• **TASK ITEM**: Reproduce the data below word for word, setting aside any picture it holds.

• **MATERIAL SUPPLIED**:
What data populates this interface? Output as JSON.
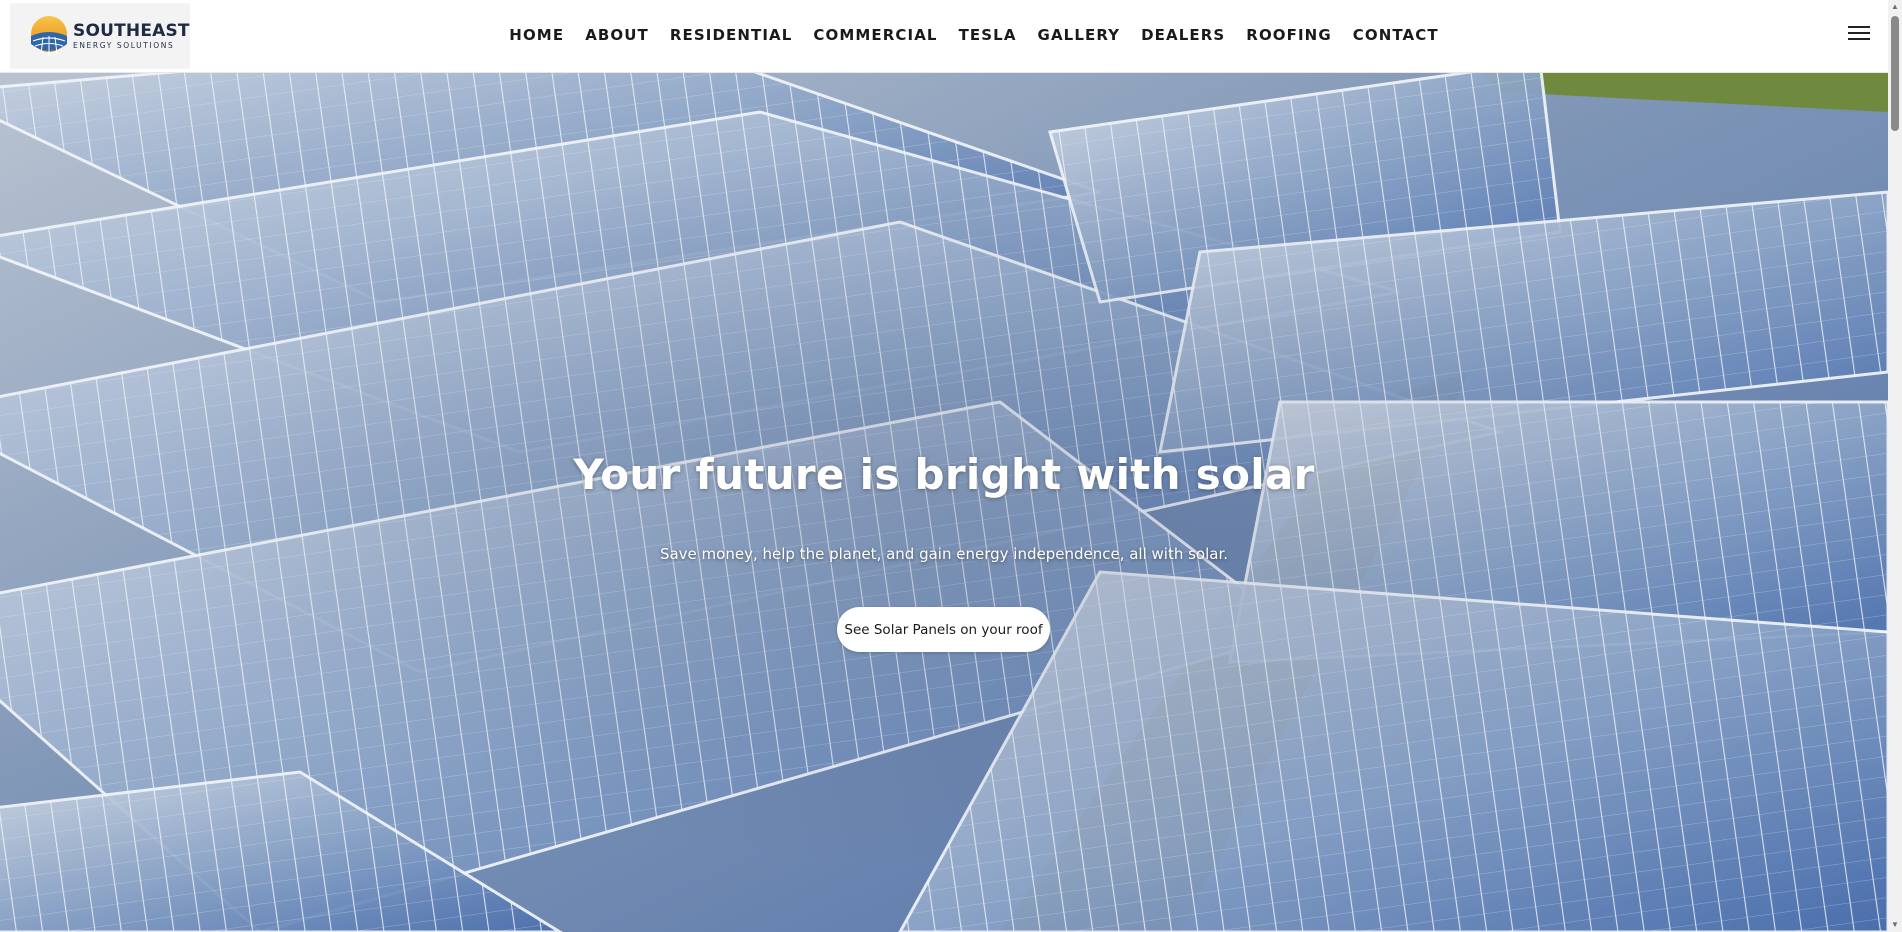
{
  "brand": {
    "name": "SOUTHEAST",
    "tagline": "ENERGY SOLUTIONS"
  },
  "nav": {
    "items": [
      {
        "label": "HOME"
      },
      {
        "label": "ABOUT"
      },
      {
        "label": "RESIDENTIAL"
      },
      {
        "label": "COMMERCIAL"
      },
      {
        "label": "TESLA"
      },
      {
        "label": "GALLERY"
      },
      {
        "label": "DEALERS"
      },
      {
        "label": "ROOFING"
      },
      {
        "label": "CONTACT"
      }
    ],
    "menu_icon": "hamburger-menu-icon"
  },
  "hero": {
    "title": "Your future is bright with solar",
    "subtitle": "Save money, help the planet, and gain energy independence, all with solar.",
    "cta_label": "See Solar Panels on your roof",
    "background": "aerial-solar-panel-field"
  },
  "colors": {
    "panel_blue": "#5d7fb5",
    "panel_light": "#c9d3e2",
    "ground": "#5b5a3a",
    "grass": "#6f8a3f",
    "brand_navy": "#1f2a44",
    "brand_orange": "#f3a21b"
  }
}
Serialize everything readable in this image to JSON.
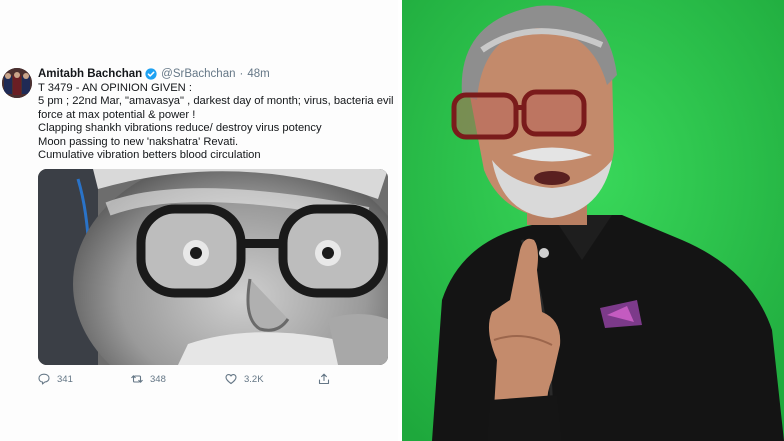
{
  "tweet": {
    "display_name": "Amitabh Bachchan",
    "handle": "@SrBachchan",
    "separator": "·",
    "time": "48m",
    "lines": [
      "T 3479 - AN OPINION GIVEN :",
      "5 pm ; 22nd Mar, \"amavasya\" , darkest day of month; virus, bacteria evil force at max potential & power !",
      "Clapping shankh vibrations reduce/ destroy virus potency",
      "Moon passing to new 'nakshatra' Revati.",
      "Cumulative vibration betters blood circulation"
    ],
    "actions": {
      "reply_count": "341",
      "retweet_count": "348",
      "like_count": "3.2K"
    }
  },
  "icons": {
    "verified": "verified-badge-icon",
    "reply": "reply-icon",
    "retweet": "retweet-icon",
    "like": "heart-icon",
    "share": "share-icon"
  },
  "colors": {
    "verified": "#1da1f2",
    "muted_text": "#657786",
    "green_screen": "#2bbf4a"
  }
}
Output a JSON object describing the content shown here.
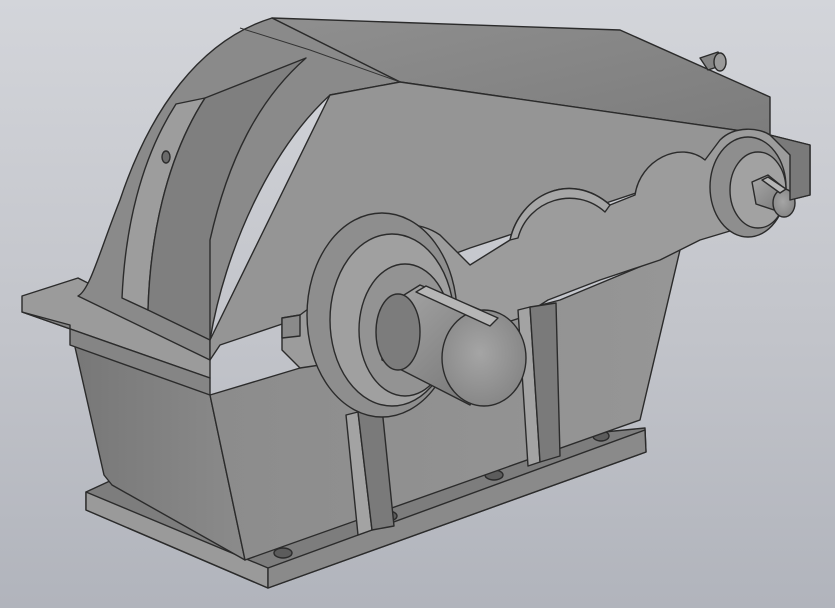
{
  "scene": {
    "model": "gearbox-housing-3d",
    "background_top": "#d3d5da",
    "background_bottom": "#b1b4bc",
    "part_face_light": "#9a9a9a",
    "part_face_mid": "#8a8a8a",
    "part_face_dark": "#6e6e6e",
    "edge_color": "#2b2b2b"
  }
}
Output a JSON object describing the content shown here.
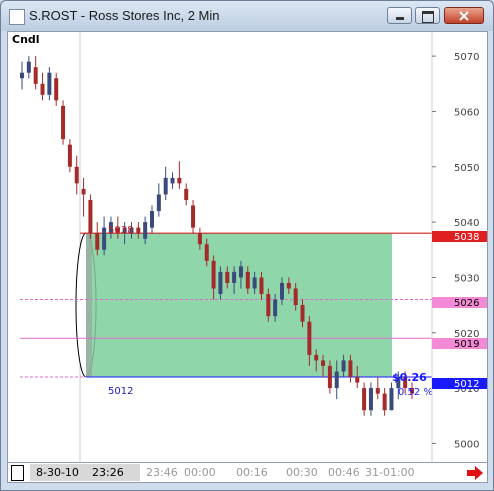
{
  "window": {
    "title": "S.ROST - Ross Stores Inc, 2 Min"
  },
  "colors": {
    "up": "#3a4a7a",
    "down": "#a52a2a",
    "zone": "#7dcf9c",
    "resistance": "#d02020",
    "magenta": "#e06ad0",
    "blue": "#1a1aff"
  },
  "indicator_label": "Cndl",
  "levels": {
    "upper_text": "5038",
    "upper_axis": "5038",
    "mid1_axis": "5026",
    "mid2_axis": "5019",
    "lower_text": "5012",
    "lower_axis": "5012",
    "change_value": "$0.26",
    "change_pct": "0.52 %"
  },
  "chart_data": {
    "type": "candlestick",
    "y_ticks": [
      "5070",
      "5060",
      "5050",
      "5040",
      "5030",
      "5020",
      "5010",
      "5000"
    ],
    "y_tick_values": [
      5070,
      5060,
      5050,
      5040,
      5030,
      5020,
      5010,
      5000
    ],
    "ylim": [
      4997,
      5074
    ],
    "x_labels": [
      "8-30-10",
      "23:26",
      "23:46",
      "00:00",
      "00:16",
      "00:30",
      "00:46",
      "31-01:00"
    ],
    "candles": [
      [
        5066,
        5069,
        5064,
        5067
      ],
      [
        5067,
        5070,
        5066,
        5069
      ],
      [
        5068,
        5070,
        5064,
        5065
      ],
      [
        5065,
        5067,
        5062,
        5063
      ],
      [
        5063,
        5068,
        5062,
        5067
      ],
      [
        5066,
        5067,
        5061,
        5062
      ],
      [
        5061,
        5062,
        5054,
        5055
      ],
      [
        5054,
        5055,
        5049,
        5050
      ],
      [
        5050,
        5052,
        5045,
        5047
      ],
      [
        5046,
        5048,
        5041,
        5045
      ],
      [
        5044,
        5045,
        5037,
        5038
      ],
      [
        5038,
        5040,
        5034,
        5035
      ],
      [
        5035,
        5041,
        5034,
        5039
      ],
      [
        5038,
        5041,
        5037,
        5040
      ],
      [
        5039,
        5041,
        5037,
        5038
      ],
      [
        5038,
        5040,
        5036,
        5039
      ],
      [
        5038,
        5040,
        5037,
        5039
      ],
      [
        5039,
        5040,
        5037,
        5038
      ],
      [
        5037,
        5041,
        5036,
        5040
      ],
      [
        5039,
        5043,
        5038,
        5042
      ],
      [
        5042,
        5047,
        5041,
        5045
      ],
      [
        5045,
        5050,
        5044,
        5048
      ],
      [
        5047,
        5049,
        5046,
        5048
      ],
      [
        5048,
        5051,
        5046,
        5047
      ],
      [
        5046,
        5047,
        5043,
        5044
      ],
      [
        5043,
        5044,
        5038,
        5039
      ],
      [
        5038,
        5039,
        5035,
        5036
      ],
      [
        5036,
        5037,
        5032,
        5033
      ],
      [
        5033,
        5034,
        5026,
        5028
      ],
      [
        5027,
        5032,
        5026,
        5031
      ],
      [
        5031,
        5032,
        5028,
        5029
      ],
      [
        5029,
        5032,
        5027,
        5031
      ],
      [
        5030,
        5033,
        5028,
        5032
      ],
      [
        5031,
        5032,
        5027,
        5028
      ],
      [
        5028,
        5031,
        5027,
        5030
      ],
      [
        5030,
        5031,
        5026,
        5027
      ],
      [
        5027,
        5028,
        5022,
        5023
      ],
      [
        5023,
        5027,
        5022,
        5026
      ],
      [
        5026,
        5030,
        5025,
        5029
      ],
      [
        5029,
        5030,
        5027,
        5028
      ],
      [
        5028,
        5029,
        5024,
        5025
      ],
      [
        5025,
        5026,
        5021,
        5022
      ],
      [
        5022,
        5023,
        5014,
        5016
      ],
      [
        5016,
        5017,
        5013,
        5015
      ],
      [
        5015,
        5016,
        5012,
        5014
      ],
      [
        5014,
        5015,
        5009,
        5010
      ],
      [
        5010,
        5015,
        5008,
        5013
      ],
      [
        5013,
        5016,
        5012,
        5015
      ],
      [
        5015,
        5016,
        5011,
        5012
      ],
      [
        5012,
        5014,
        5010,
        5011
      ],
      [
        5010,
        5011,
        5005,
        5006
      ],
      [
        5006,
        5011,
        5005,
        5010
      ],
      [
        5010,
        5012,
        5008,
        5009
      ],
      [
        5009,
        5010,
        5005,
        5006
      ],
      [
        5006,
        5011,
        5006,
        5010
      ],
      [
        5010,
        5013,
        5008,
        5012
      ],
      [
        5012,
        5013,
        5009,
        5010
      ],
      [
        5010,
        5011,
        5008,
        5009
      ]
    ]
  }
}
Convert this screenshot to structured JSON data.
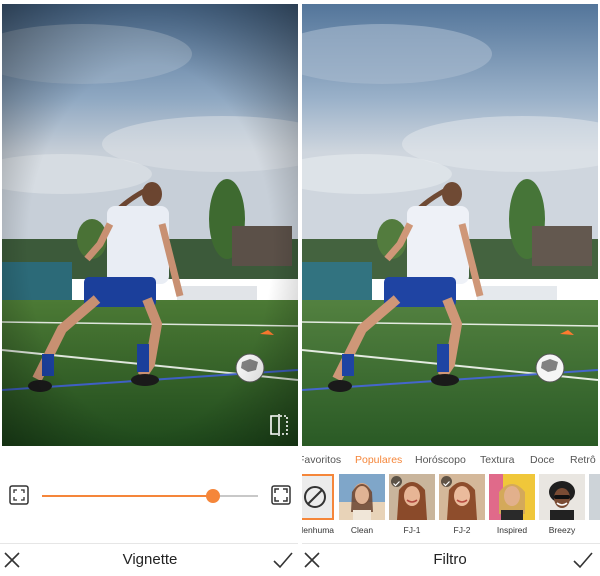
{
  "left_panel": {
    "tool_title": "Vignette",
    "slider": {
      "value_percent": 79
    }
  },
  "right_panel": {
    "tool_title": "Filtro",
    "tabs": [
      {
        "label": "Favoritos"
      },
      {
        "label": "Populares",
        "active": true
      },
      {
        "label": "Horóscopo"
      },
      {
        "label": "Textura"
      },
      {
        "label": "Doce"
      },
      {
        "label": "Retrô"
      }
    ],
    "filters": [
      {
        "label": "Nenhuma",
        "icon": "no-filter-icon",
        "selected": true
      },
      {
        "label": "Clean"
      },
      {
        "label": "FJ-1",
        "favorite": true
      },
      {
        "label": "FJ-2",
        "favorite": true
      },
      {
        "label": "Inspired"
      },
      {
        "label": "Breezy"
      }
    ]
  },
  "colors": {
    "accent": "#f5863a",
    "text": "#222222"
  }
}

• **WORKED SOLUTION**:
What data populates this interface? Output as JSON.
{
  "brand": {
    "name": "SOUTHEAST",
    "tagline": "ENERGY SOLUTIONS"
  },
  "nav": {
    "items": [
      {
        "label": "HOME"
      },
      {
        "label": "ABOUT"
      },
      {
        "label": "RESIDENTIAL"
      },
      {
        "label": "COMMERCIAL"
      },
      {
        "label": "TESLA"
      },
      {
        "label": "GALLERY"
      },
      {
        "label": "DEALERS"
      },
      {
        "label": "ROOFING"
      },
      {
        "label": "CONTACT"
      }
    ],
    "menu_icon": "hamburger-menu-icon"
  },
  "hero": {
    "title": "Your future is bright with solar",
    "subtitle": "Save money, help the planet, and gain energy independence, all with solar.",
    "cta_label": "See Solar Panels on your roof",
    "background": "aerial-solar-panel-field"
  },
  "colors": {
    "panel_blue": "#5d7fb5",
    "panel_light": "#c9d3e2",
    "ground": "#5b5a3a",
    "grass": "#6f8a3f",
    "brand_navy": "#1f2a44",
    "brand_orange": "#f3a21b"
  }
}
Serialize everything readable in this image to JSON.
{
  "tweet": {
    "display_name": "Amitabh Bachchan",
    "handle": "@SrBachchan",
    "separator": "·",
    "time": "48m",
    "lines": [
      "T 3479 - AN OPINION GIVEN :",
      "5 pm ; 22nd Mar, \"amavasya\" , darkest day of month; virus, bacteria evil force at max potential & power !",
      "Clapping shankh vibrations reduce/ destroy virus potency",
      "Moon passing to new 'nakshatra' Revati.",
      "Cumulative vibration betters blood circulation"
    ],
    "actions": {
      "reply_count": "341",
      "retweet_count": "348",
      "like_count": "3.2K"
    }
  },
  "icons": {
    "verified": "verified-badge-icon",
    "reply": "reply-icon",
    "retweet": "retweet-icon",
    "like": "heart-icon",
    "share": "share-icon"
  },
  "colors": {
    "verified": "#1da1f2",
    "muted_text": "#657786",
    "green_screen": "#2bbf4a"
  }
}
Output a JSON object describing the content shown here.
{
  "scene": {
    "model": "gearbox-housing-3d",
    "background_top": "#d3d5da",
    "background_bottom": "#b1b4bc",
    "part_face_light": "#9a9a9a",
    "part_face_mid": "#8a8a8a",
    "part_face_dark": "#6e6e6e",
    "edge_color": "#2b2b2b"
  }
}
Output a JSON object describing the content shown here.
{
  "window": {
    "title": "S.ROST - Ross Stores Inc, 2 Min"
  },
  "colors": {
    "up": "#3a4a7a",
    "down": "#a52a2a",
    "zone": "#7dcf9c",
    "resistance": "#d02020",
    "magenta": "#e06ad0",
    "blue": "#1a1aff"
  },
  "indicator_label": "Cndl",
  "levels": {
    "upper_text": "5038",
    "upper_axis": "5038",
    "mid1_axis": "5026",
    "mid2_axis": "5019",
    "lower_text": "5012",
    "lower_axis": "5012",
    "change_value": "$0.26",
    "change_pct": "0.52 %"
  },
  "chart_data": {
    "type": "candlestick",
    "y_ticks": [
      "5070",
      "5060",
      "5050",
      "5040",
      "5030",
      "5020",
      "5010",
      "5000"
    ],
    "y_tick_values": [
      5070,
      5060,
      5050,
      5040,
      5030,
      5020,
      5010,
      5000
    ],
    "ylim": [
      4997,
      5074
    ],
    "x_labels": [
      "8-30-10",
      "23:26",
      "23:46",
      "00:00",
      "00:16",
      "00:30",
      "00:46",
      "31-01:00"
    ],
    "candles": [
      [
        5066,
        5069,
        5064,
        5067
      ],
      [
        5067,
        5070,
        5066,
        5069
      ],
      [
        5068,
        5070,
        5064,
        5065
      ],
      [
        5065,
        5067,
        5062,
        5063
      ],
      [
        5063,
        5068,
        5062,
        5067
      ],
      [
        5066,
        5067,
        5061,
        5062
      ],
      [
        5061,
        5062,
        5054,
        5055
      ],
      [
        5054,
        5055,
        5049,
        5050
      ],
      [
        5050,
        5052,
        5045,
        5047
      ],
      [
        5046,
        5048,
        5041,
        5045
      ],
      [
        5044,
        5045,
        5037,
        5038
      ],
      [
        5038,
        5040,
        5034,
        5035
      ],
      [
        5035,
        5041,
        5034,
        5039
      ],
      [
        5038,
        5041,
        5037,
        5040
      ],
      [
        5039,
        5041,
        5037,
        5038
      ],
      [
        5038,
        5040,
        5036,
        5039
      ],
      [
        5038,
        5040,
        5037,
        5039
      ],
      [
        5039,
        5040,
        5037,
        5038
      ],
      [
        5037,
        5041,
        5036,
        5040
      ],
      [
        5039,
        5043,
        5038,
        5042
      ],
      [
        5042,
        5047,
        5041,
        5045
      ],
      [
        5045,
        5050,
        5044,
        5048
      ],
      [
        5047,
        5049,
        5046,
        5048
      ],
      [
        5048,
        5051,
        5046,
        5047
      ],
      [
        5046,
        5047,
        5043,
        5044
      ],
      [
        5043,
        5044,
        5038,
        5039
      ],
      [
        5038,
        5039,
        5035,
        5036
      ],
      [
        5036,
        5037,
        5032,
        5033
      ],
      [
        5033,
        5034,
        5026,
        5028
      ],
      [
        5027,
        5032,
        5026,
        5031
      ],
      [
        5031,
        5032,
        5028,
        5029
      ],
      [
        5029,
        5032,
        5027,
        5031
      ],
      [
        5030,
        5033,
        5028,
        5032
      ],
      [
        5031,
        5032,
        5027,
        5028
      ],
      [
        5028,
        5031,
        5027,
        5030
      ],
      [
        5030,
        5031,
        5026,
        5027
      ],
      [
        5027,
        5028,
        5022,
        5023
      ],
      [
        5023,
        5027,
        5022,
        5026
      ],
      [
        5026,
        5030,
        5025,
        5029
      ],
      [
        5029,
        5030,
        5027,
        5028
      ],
      [
        5028,
        5029,
        5024,
        5025
      ],
      [
        5025,
        5026,
        5021,
        5022
      ],
      [
        5022,
        5023,
        5014,
        5016
      ],
      [
        5016,
        5017,
        5013,
        5015
      ],
      [
        5015,
        5016,
        5012,
        5014
      ],
      [
        5014,
        5015,
        5009,
        5010
      ],
      [
        5010,
        5015,
        5008,
        5013
      ],
      [
        5013,
        5016,
        5012,
        5015
      ],
      [
        5015,
        5016,
        5011,
        5012
      ],
      [
        5012,
        5014,
        5010,
        5011
      ],
      [
        5010,
        5011,
        5005,
        5006
      ],
      [
        5006,
        5011,
        5005,
        5010
      ],
      [
        5010,
        5012,
        5008,
        5009
      ],
      [
        5009,
        5010,
        5005,
        5006
      ],
      [
        5006,
        5011,
        5006,
        5010
      ],
      [
        5010,
        5013,
        5008,
        5012
      ],
      [
        5012,
        5013,
        5009,
        5010
      ],
      [
        5010,
        5011,
        5008,
        5009
      ]
    ]
  }
}
Convert this screenshot to structured JSON data.
{
  "left_panel": {
    "tool_title": "Vignette",
    "slider": {
      "value_percent": 79
    }
  },
  "right_panel": {
    "tool_title": "Filtro",
    "tabs": [
      {
        "label": "Favoritos"
      },
      {
        "label": "Populares",
        "active": true
      },
      {
        "label": "Horóscopo"
      },
      {
        "label": "Textura"
      },
      {
        "label": "Doce"
      },
      {
        "label": "Retrô"
      }
    ],
    "filters": [
      {
        "label": "Nenhuma",
        "icon": "no-filter-icon",
        "selected": true
      },
      {
        "label": "Clean"
      },
      {
        "label": "FJ-1",
        "favorite": true
      },
      {
        "label": "FJ-2",
        "favorite": true
      },
      {
        "label": "Inspired"
      },
      {
        "label": "Breezy"
      }
    ]
  },
  "colors": {
    "accent": "#f5863a",
    "text": "#222222"
  }
}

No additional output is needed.